Barcelona have, for some time, been the best women's team in Europe, yet there was one side that lorded over them. They had never beaten Lyon before, having fallen short against the eight-time champions in the 2019 and 2022 finals.

But in defeating their greatest adversary in Bilbao, Barcelona ensured that no-one can question their place as the best team in Europe now. Back-to-back Champions League titles and three-time winners of the competition, the Catalans reign supreme. For the first time, Barcelona are also quadruple winners after also landing the Liga F, Copa del Reina and Spanish Super Cup trophies.

The 2019 defeat to Lyon was a wake-up call; the 2022 failure, after the French side's fast start, ignited a fire in Barcelona. It was a goal for them to bid farewell to legendary manager Jonatan Giraldez -- who is departing the club to become the head coach of NWSL team Washington Spirit -- with four trophies. And they can send him to America with everything they promised.

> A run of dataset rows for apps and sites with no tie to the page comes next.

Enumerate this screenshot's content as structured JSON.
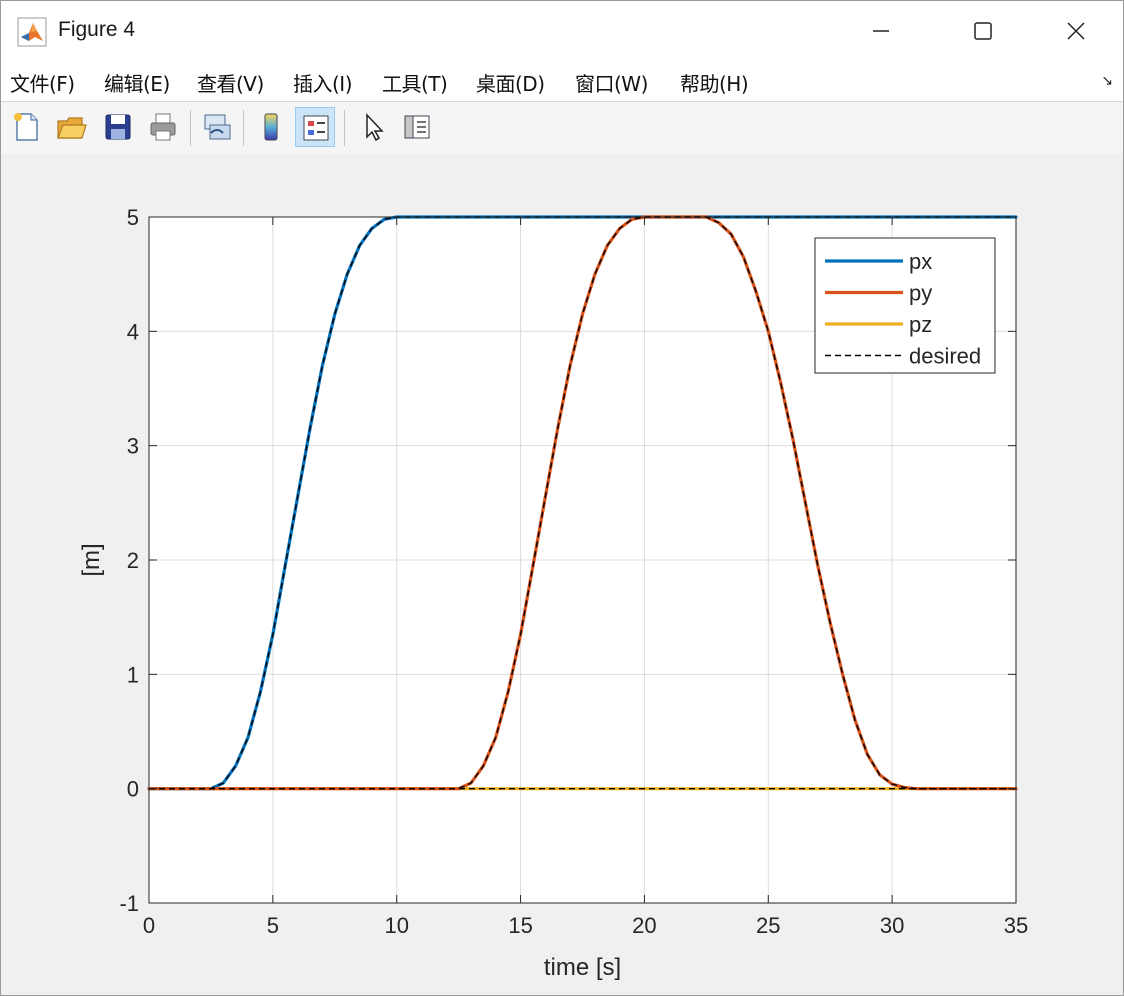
{
  "window": {
    "title": "Figure 4"
  },
  "menu": [
    {
      "label": "文件(F)"
    },
    {
      "label": "编辑(E)"
    },
    {
      "label": "查看(V)"
    },
    {
      "label": "插入(I)"
    },
    {
      "label": "工具(T)"
    },
    {
      "label": "桌面(D)"
    },
    {
      "label": "窗口(W)"
    },
    {
      "label": "帮助(H)"
    }
  ],
  "toolbar": [
    {
      "icon": "new-figure-icon"
    },
    {
      "icon": "open-file-icon"
    },
    {
      "icon": "save-icon"
    },
    {
      "icon": "print-icon"
    },
    {
      "icon": "link-plot-icon"
    },
    {
      "icon": "colorbar-icon"
    },
    {
      "icon": "legend-icon",
      "active": true
    },
    {
      "icon": "pointer-icon"
    },
    {
      "icon": "property-editor-icon"
    }
  ],
  "chart_data": {
    "type": "line",
    "xlabel": "time [s]",
    "ylabel": "[m]",
    "xlim": [
      0,
      35
    ],
    "ylim": [
      -1,
      5
    ],
    "xticks": [
      0,
      5,
      10,
      15,
      20,
      25,
      30,
      35
    ],
    "yticks": [
      -1,
      0,
      1,
      2,
      3,
      4,
      5
    ],
    "grid": true,
    "legend_position": "top-right",
    "series": [
      {
        "name": "px",
        "color": "#0072bd",
        "x": [
          0,
          2.5,
          3,
          3.5,
          4,
          4.5,
          5,
          5.5,
          6,
          6.5,
          7,
          7.5,
          8,
          8.5,
          9,
          9.5,
          10,
          35
        ],
        "y": [
          0,
          0,
          0.05,
          0.2,
          0.45,
          0.85,
          1.35,
          1.95,
          2.55,
          3.15,
          3.7,
          4.15,
          4.5,
          4.75,
          4.9,
          4.98,
          5,
          5
        ]
      },
      {
        "name": "py",
        "color": "#d95319",
        "x": [
          0,
          12.5,
          13,
          13.5,
          14,
          14.5,
          15,
          15.5,
          16,
          16.5,
          17,
          17.5,
          18,
          18.5,
          19,
          19.5,
          20,
          22.5,
          23,
          23.5,
          24,
          24.5,
          25,
          25.5,
          26,
          26.5,
          27,
          27.5,
          28,
          28.5,
          29,
          29.5,
          30,
          30.5,
          31,
          31.5,
          32,
          35
        ],
        "y": [
          0,
          0,
          0.05,
          0.2,
          0.45,
          0.85,
          1.35,
          1.95,
          2.55,
          3.15,
          3.7,
          4.15,
          4.5,
          4.75,
          4.9,
          4.98,
          5,
          5,
          4.95,
          4.85,
          4.65,
          4.35,
          4.0,
          3.55,
          3.05,
          2.5,
          1.95,
          1.45,
          1.0,
          0.6,
          0.3,
          0.12,
          0.04,
          0.01,
          0,
          0,
          0,
          0
        ]
      },
      {
        "name": "pz",
        "color": "#edb120",
        "x": [
          0,
          35
        ],
        "y": [
          0,
          0
        ]
      },
      {
        "name": "desired",
        "color": "#000000",
        "dashed": true,
        "segments": [
          {
            "x": [
              0,
              2.5,
              3,
              3.5,
              4,
              4.5,
              5,
              5.5,
              6,
              6.5,
              7,
              7.5,
              8,
              8.5,
              9,
              9.5,
              10,
              35
            ],
            "y": [
              0,
              0,
              0.05,
              0.2,
              0.45,
              0.85,
              1.35,
              1.95,
              2.55,
              3.15,
              3.7,
              4.15,
              4.5,
              4.75,
              4.9,
              4.98,
              5,
              5
            ]
          },
          {
            "x": [
              0,
              12.5,
              13,
              13.5,
              14,
              14.5,
              15,
              15.5,
              16,
              16.5,
              17,
              17.5,
              18,
              18.5,
              19,
              19.5,
              20,
              22.5,
              23,
              23.5,
              24,
              24.5,
              25,
              25.5,
              26,
              26.5,
              27,
              27.5,
              28,
              28.5,
              29,
              29.5,
              30,
              30.5,
              31,
              31.5,
              32,
              35
            ],
            "y": [
              0,
              0,
              0.05,
              0.2,
              0.45,
              0.85,
              1.35,
              1.95,
              2.55,
              3.15,
              3.7,
              4.15,
              4.5,
              4.75,
              4.9,
              4.98,
              5,
              5,
              4.95,
              4.85,
              4.65,
              4.35,
              4.0,
              3.55,
              3.05,
              2.5,
              1.95,
              1.45,
              1.0,
              0.6,
              0.3,
              0.12,
              0.04,
              0.01,
              0,
              0,
              0,
              0
            ]
          },
          {
            "x": [
              0,
              35
            ],
            "y": [
              0,
              0
            ]
          }
        ]
      }
    ]
  }
}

Barcelona wanted to start the game fast, but Lyon's control and assertiveness meant they had to wait to take their chances. And when they did it was Barcelona's two poster children, Alexia Putellas and Aitana Bonmatí, who netted the goals to settle the tie.

Bonmatí is inevitable, talismanic, and superior. Of course, it was going to be the world's best player to open the scoring -- the Ballon d'Or holder certainly made her case for a consecutive sweep of the crown with a stellar performance in the final -- and she deserved the luck that send her deflected shot over Christiane Endler's left glove in the 63rd minute.

Putellas also deserved her place in the spotlight, having been out for so long through injury. Now back to something approaching her best, the Spain midfielder scored three minutes after being substituted on to put the game to bed in the final stages, celebrating wildly after becoming only the fifth women's player to have scored in three Champions League finals. Having only signed a new contract last week, Putellas put on a show for the final few minutes -- dazzling in front of the thousands of fans who adore her -- and received an electric reception at the end.

Lyon are mentality monsters who seldom crumble under pressure; Barcelona were dominant in pulling them apart. In defending their title, the Catalans showed why they are once again champions and just how big a task it will be for someone to dethrone them. -- Emily Keogh

Lyon cede control, but don't rule them out

For just the third time in their history, Lyon are Champions League runners-up. But a loss in Bilbao was never going to undo their history in women's football and won't detract from their eight European crowns. As departing manager Sonia Bompastor said the day before the final: "We are the best team in the world and will continue to be no matter what happens tomorrow."

Ever since the 2020-21 tournament ended with a second meeting between Lyon and Barça in a Champions League final, the conversation has been about a possible changing of the guard. That day it was a 3-1 win for a dominant Lyon; now things have changed.

At half-time in Bilbao, the stats were all in Barcelona's favour. Yet it was Lyon who had struck the woodwork twice, it was Lyon who caused unrest in Cata Coll's box whenever they had a corner, and it was Lyon who continued to create chances -- one of which should have given them the lead as veteran defender Wendie Renard headed over when unmarked.

The game didn't change for the French powerhouses after Bonmati had opened the scoring in the second half; nor did it when Renard missed again, or when Bompastor threw on the Champions League's all-time top scorer, Ada Hegerberg, for the last 10 minutes. It wasn't until Putellas had hammered home her stoppage-time goal that Lyon's dreams of a nineth title were crushed. For this season at least.

The rise of Barcelona has coincided with more investment across women's football and more fan interest ... as evidenced by an incredible number of supporters in Bilbao. It was only a matter of time before Lyon lost their place at the top of the game and the idea was something that frustrated and motivated them in equal measure to claim the title in 2021.

But though they managed to carve out 13 shots to Barcelona's 14, they could not do enough this time around. Just as there is no denying Lyon's history, there is also no denying Barcelona's virtuosity with the ball. Over these 90 minute, it was finally time for the Catalans to best Lyon.

Les Fenottes are losing their manager (likely to Chelsea) and have a squad in need of a summer overhaul. But only a fool would write them off. Lyon have made a habit out of winning the finals they reach. They may not have done so this time, but there is still plenty of room for optimism about what the future may bring for Europe's most successful women's team. -- Sophie Lawson.